Every patient is different and each case is decided upon on its unique merits and clinical situation. Sometimes you can have an immediate implant placed right after the tooth is extracted.
Other times, it is best to wait 3-6 months for the site to heal and regenerate before the implant is placed. Some factors that would influence this would be:
- Skill and experience of the dental surgeon
- Presence of any pre-existing infection in the surgical site
- The extent and severity of such an infection if present
- Whether extensive bone and soft tissue grafting Is required at the surgical site
- The level of aesthetic concerns of the patient.
- The financial budget of the patient
How Do I Know If My Dental Implants are Osseointegrated?
If there is osseointegration failure, typically how it presents itself is that the implant is loose, no longer firm in the gum or bone. Otherwise, the implant is wobbly and it happens sometimes due to an infection.
So we always look out for swelling, pus, or abscess, anything that could indicate an infection in that area. If the surgical site is infected and osseointegration occurs then I’m afraid the immediate implant has to be removed and we have to start all over again.
We remove the immediate implant, maybe put a bone graft in, and then we transfer the case to a delayed implant. So if the immediate implant fails the first time, I will always have the second attempt be a delayed implant if the first one fails.
Are Dental Implants Painful?
The truth is there are many variables that might contribute to whether or not a patient experiences pain when undergoing dental implant surgery. Some examples of these variables are:
- Subjective pain threshold of the patient.
- Medical health status of the patient.
- Whether or not the planned surgery can be done in a minimally invasive way to minimize surgical trauma (for eg: computer guided keyhole surgery).

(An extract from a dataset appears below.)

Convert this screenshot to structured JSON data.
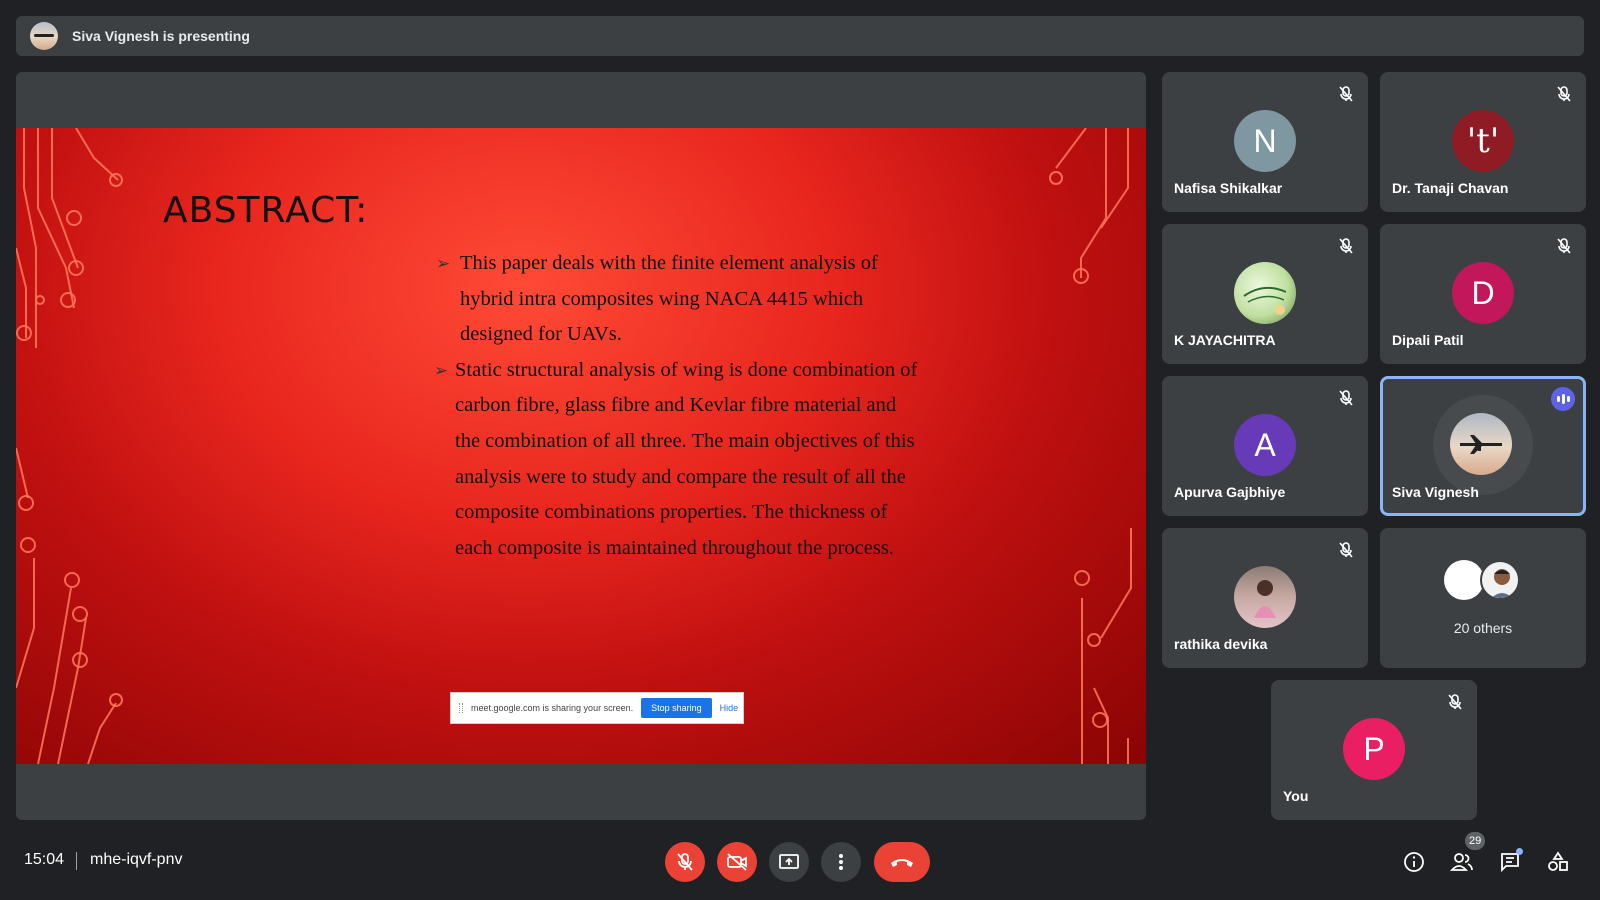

- Whether or not there are anatomical risks near to the dental implant site, for example: major nerves, blood vessels or the maxillary sinuses.
- Whether or not extensive bone grafting and/or gum grafting is needed in conjunction with the dental implant surgery.

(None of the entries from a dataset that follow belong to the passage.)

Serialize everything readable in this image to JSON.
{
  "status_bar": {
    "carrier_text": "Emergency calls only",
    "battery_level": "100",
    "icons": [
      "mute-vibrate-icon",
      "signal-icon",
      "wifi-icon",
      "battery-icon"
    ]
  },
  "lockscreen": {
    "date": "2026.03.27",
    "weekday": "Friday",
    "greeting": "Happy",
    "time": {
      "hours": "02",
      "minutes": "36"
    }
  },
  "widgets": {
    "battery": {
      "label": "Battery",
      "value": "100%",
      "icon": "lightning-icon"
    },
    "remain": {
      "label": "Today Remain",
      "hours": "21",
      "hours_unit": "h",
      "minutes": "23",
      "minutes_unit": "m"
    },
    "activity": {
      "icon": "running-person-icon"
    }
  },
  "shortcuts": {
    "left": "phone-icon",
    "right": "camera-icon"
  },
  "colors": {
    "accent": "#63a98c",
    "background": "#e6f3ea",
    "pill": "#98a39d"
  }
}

- Whether or not the patient is known to have a resistance to local anesthesia.
- Whether or not the patient has extreme dental fear and anxiety.

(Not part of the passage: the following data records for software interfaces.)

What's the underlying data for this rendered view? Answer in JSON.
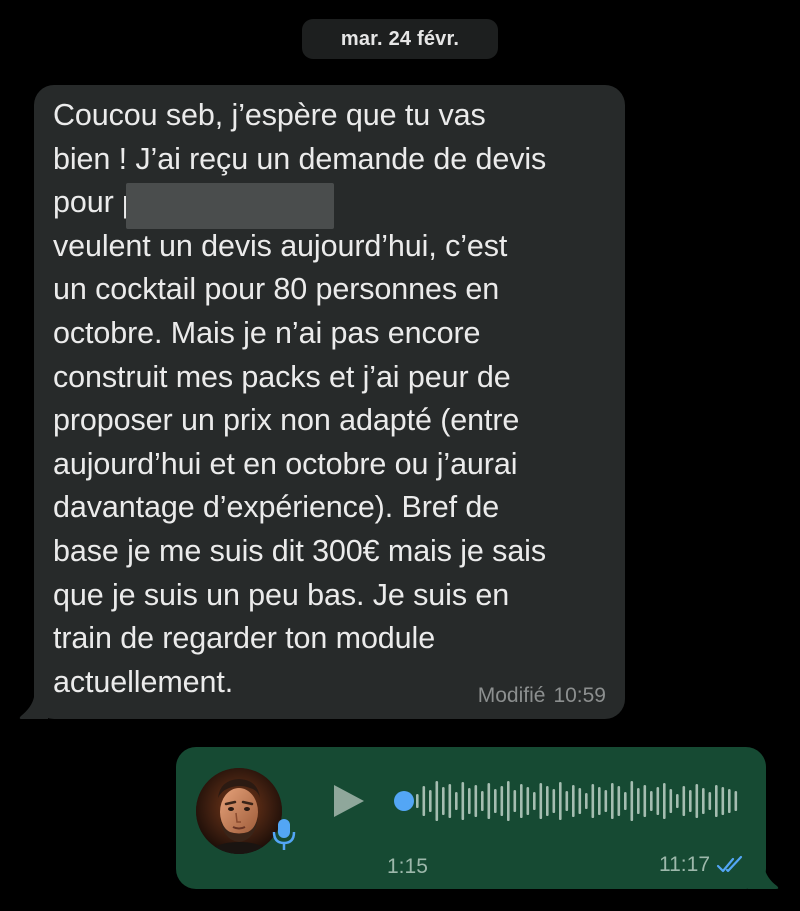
{
  "date_separator": "mar. 24 févr.",
  "incoming_message": {
    "text": "Coucou seb, j’espère que tu vas\nbien ! J’ai reçu un demande de devis\npour                                par réseau). Ils\nveulent un devis aujourd’hui, c’est\nun cocktail pour 80 personnes en\noctobre. Mais je n’ai pas encore\nconstruit mes packs et j’ai peur de\nproposer un prix non adapté (entre\naujourd’hui et en octobre ou j’aurai\ndavantage d’expérience). Bref de\nbase je me suis dit 300€ mais je sais\nque je suis un peu bas. Je suis en\ntrain de regarder ton module\nactuellement.",
    "edited_label": "Modifié",
    "time": "10:59"
  },
  "voice_message": {
    "duration": "1:15",
    "time": "11:17",
    "playback_progress": 0.0,
    "read_status_icon": "double-check-read-icon",
    "play_icon": "play-icon",
    "mic_icon": "microphone-icon"
  },
  "colors": {
    "background": "#000000",
    "incoming_bubble": "#272a2a",
    "outgoing_bubble": "#164a33",
    "accent_blue": "#53a6f5",
    "meta_gray": "#8c8f8f"
  }
}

- Whether or not multiple implants are planned in one surgical procedure.
- The skill and experience of the dental surgeon.
- The interplay of these 9 variables makes it hard for any dental surgeon to promise with a 100% certainty that the surgery will be absolutely painless 100% of the time for 100% of all patients.
However, from my years of experience, the only way I would guarantee a pain free procedure 100% of the time is by offering intravenous sedation or full general anesthesia.
These sedation options are commonly chosen by my patients, and there are instances when I would not proceed with dental implant surgery unless the patient agrees to sedation.
Any post-surgical pain and discomfort can be easily managed with effective medication and adequate rest. Again, the risk of post surgery pain and discomfort is also influenced by the variables above.
Generally speaking, the easier and less traumatic the surgery, the less the pain should be. And this may sound clichéd, but the skill of the surgeon is probably the most important factor!
Will Dental Implants Feel Different from Other Teeth?
It might feel a bit strange at first, but you will soon get used to it just like how a new pair of shoes may feel strange in the beginning.
How Long Do Dental Implants Last?
If maintained well and if the patient has a good balanced bite with no parafunctional habits, dental implants can last a lifetime!